Why Higher HCAHPS Scores Don’t Always Mean Improved Quality of Care

Filling in questionnaire.
Man filling in a medical questionnaire.

The most satisfied patients aren’t always the ones receiving the highest quality of care. It may seem counterintuitive, but recent studies and news articles suggest that a patient’s level of satisfaction doesn’t strictly correlate with the quality of care they receive.  

Since the inception of the Hospital Consumer Assessment of Healthcare Providers and Systems (HCAHPS), which measures patient satisfaction and influences Medicare reimbursements to hospitals, healthcare providers have placed extra emphasis on their patients’ happiness. Some hospitals have gone as far as implementing valet service, hiring door greeters and even adopting loyalty programs, all in an effort to please their patients. While a nice touch, these added “amenities” offer little when it comes to actual quality of care. 

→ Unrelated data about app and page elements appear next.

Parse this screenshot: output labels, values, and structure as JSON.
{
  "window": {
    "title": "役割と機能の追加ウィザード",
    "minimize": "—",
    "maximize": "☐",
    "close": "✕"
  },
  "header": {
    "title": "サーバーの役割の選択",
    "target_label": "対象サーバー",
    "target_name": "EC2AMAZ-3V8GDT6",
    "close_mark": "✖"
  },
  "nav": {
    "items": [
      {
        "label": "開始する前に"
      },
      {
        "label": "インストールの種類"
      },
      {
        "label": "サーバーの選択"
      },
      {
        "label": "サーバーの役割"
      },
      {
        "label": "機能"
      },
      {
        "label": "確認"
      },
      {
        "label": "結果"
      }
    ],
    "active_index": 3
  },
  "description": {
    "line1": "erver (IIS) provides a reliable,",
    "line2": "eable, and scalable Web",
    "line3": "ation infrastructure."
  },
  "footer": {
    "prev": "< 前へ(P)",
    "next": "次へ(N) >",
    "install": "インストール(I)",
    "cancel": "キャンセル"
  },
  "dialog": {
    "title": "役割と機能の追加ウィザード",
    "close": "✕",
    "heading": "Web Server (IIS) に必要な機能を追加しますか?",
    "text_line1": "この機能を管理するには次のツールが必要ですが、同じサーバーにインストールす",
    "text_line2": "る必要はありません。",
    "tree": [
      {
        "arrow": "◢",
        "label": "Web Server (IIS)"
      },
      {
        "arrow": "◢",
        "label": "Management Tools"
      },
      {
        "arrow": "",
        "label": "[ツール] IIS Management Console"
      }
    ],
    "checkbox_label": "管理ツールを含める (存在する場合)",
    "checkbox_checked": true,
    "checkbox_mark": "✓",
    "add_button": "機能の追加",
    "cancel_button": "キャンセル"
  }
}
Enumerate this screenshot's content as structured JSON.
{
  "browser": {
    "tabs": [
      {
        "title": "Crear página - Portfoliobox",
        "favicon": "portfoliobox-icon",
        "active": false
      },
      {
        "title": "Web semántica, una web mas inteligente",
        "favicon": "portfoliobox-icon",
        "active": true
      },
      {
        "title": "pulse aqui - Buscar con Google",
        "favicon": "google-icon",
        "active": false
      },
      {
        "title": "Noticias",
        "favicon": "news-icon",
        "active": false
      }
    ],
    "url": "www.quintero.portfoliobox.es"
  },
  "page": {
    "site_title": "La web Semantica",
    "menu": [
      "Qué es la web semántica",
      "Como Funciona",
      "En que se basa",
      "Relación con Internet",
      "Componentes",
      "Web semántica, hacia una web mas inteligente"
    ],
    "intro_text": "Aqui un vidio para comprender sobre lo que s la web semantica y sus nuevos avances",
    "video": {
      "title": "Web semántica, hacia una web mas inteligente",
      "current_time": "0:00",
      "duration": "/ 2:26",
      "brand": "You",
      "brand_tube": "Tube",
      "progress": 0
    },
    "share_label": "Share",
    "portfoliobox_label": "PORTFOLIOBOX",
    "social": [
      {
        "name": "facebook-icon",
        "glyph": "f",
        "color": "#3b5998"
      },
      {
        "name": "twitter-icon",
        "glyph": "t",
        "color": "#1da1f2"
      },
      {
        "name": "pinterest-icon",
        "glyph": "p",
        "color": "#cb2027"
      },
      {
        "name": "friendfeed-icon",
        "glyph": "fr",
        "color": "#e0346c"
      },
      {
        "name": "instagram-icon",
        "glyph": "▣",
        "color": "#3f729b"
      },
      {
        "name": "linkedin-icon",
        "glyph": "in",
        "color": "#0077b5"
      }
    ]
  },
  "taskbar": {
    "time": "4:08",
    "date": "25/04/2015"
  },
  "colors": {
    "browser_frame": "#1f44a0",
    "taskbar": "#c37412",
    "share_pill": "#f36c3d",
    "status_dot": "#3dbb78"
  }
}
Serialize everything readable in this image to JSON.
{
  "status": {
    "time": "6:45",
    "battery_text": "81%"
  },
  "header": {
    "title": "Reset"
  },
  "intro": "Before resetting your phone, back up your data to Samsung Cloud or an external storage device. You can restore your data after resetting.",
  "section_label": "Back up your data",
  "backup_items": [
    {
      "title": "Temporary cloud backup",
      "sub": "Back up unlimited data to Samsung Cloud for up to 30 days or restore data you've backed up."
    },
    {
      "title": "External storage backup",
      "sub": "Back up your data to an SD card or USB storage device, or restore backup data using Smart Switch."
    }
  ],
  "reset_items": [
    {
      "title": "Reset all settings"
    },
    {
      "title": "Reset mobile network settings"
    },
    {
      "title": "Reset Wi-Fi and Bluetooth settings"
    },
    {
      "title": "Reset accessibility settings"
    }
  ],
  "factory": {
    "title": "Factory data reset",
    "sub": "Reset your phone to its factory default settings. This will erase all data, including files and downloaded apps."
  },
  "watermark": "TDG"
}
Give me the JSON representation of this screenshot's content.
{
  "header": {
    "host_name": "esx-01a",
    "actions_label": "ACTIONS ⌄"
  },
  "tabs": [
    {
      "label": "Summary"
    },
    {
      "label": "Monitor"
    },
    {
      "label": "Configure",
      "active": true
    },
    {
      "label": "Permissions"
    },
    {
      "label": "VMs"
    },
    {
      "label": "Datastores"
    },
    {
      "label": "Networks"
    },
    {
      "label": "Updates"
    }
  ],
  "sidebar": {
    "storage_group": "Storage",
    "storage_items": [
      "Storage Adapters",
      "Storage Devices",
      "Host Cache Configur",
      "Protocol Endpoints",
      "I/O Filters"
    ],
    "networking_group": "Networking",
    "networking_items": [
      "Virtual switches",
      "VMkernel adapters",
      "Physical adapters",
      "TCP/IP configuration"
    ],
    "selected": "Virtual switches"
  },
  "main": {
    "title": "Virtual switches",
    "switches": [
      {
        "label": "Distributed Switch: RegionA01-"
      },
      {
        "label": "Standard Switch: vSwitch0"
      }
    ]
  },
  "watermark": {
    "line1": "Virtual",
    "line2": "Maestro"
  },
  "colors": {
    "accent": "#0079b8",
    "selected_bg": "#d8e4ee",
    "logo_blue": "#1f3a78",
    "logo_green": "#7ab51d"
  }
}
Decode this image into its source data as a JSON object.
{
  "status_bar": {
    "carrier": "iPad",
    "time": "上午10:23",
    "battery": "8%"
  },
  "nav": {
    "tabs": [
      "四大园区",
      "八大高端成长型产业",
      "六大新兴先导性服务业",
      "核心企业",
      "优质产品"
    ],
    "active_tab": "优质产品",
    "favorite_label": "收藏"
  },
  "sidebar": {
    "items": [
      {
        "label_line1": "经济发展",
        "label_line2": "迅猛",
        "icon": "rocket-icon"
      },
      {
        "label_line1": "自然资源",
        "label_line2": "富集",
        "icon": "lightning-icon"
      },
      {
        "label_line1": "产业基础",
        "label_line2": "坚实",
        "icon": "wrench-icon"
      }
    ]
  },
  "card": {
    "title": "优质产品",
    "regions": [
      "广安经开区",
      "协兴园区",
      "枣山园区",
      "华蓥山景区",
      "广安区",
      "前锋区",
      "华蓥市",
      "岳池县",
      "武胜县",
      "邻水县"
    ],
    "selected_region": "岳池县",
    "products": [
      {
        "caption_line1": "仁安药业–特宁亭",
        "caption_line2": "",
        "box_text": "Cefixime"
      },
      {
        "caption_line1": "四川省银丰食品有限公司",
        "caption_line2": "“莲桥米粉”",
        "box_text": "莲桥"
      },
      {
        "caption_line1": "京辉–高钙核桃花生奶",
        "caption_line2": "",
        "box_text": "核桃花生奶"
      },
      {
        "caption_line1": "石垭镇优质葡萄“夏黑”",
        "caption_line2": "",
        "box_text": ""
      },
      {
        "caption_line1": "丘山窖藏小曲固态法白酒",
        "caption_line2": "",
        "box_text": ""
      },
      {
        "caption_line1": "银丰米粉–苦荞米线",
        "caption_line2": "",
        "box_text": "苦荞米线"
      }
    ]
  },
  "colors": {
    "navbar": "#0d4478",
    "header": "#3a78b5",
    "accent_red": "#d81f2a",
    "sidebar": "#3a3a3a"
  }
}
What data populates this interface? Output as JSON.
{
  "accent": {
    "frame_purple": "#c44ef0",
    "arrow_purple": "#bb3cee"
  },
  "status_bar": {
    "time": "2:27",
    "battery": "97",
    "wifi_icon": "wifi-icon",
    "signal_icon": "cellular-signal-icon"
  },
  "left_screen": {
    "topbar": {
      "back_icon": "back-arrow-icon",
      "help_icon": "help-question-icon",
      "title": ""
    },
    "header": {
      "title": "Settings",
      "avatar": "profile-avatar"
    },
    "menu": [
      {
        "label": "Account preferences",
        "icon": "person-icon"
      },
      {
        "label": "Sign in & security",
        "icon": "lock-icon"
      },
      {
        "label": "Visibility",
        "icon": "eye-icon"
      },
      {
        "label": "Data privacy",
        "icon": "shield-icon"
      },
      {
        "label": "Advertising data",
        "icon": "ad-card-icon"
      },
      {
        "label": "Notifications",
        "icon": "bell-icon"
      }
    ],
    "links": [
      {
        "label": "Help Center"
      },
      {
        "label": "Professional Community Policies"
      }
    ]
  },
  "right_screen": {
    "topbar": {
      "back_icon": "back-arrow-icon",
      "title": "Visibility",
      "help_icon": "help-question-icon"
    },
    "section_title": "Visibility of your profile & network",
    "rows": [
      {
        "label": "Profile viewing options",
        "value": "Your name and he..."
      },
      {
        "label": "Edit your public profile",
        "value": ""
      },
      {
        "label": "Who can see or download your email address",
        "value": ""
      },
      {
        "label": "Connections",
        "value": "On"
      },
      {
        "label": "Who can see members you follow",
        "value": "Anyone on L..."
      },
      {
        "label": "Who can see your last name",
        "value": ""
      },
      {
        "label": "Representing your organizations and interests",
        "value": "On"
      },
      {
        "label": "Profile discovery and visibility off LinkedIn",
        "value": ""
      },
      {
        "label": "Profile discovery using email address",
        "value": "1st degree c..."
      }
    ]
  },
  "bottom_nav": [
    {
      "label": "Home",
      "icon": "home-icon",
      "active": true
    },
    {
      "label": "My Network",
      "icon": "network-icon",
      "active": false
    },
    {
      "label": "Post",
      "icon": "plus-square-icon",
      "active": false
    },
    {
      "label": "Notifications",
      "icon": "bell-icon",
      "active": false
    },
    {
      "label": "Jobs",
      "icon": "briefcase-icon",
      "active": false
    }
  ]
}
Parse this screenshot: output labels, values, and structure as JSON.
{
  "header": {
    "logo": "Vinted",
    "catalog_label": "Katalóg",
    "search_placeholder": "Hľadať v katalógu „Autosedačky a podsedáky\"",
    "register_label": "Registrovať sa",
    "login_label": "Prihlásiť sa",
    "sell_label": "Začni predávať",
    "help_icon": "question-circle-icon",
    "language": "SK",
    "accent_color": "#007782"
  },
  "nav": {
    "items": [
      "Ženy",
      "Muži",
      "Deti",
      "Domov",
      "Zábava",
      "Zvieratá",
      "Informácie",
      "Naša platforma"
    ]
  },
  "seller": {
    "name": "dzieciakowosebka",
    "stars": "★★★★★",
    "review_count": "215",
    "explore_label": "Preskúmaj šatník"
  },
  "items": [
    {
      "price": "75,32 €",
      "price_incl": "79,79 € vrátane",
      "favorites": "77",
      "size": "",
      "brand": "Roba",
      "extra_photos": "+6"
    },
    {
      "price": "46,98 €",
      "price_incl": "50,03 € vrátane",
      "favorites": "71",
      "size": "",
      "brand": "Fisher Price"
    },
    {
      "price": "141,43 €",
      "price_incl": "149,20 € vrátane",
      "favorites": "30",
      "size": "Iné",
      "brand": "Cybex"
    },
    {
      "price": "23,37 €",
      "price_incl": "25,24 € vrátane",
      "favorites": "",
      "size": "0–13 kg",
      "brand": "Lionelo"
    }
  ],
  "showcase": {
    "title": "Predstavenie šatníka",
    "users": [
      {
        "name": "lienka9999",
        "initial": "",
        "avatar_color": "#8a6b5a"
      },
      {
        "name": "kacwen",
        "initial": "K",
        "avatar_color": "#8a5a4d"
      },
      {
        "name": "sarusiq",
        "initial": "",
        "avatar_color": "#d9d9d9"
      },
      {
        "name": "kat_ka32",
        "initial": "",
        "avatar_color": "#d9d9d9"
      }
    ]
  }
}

Hospitals will soon begin to measure satisfaction among patients within their emergency department with the Emergency Department Patient Experiences with Care (EDPEC) Survey. And just as with their inpatient population, hospitals will face financial repercussions if their ED patients are left unsatisfied. 

When it comes to this new survey, emergency departments will find the greatest cause for concern in regards to their patients’ perception of pain management. Specifically, these three questions:

• During this emergency room visit, did the doctors and nurses try to help reduce your pain?
• During this emergency room visit, did you get medicine for pain?
• Before giving you pain medicine, did the doctors and nurses describe possible side effects in a way you could understand?

If the inpatient experience is any indicator, patients suffering from acute and chronic pain may be disappointed to find that the pain medication they believe they urgently need will be prescribed sparingly or withheld altogether. 

With the growing opioid crisis in the country, many EDs are instituting strict guidelines when it comes to prescribing these narcotic pain medications. They’re turning to alternative therapies, such as acupuncture and even laughing gas, which have proven effective and have less dangerous side effects—think addiction, overdose and death. 

Even with alternatives some patients are set on receiving pain medication, regardless of the consequences. And if they don’t receive them, or are prescribed a limited quantity, the likelihood they’ll express their dissatisfaction in the EDPEC survey will be great. 

In many cases related to the management of pain, quality of care will come at the expense of patient satisfaction. When it comes down to it, the patient’s perception of the quality of care they receive isn’t as important as the reality of the care they receive. However, Medicare reimbursements may be in jeopardy as a result. 

I believe this short quote from The Atlantic sums up the dilemma hospital and ED leaders face:

"Patients can be very satisfied and be dead an hour later."

What do you think? What strategies have you implemented to increase patient satisfaction? Are you confident these strategies aren’t undermining the quality of care your ED provides? I’d love to hear your experience. Feel free to comment, send a message or email me directly at cmd@constancedonovan.com.

The Atlantic: “The Problem With Satisfied Patients.”

AMA Journal of Ethics: “Patient Satisfaction Reporting and Its Implications for Patient Care.”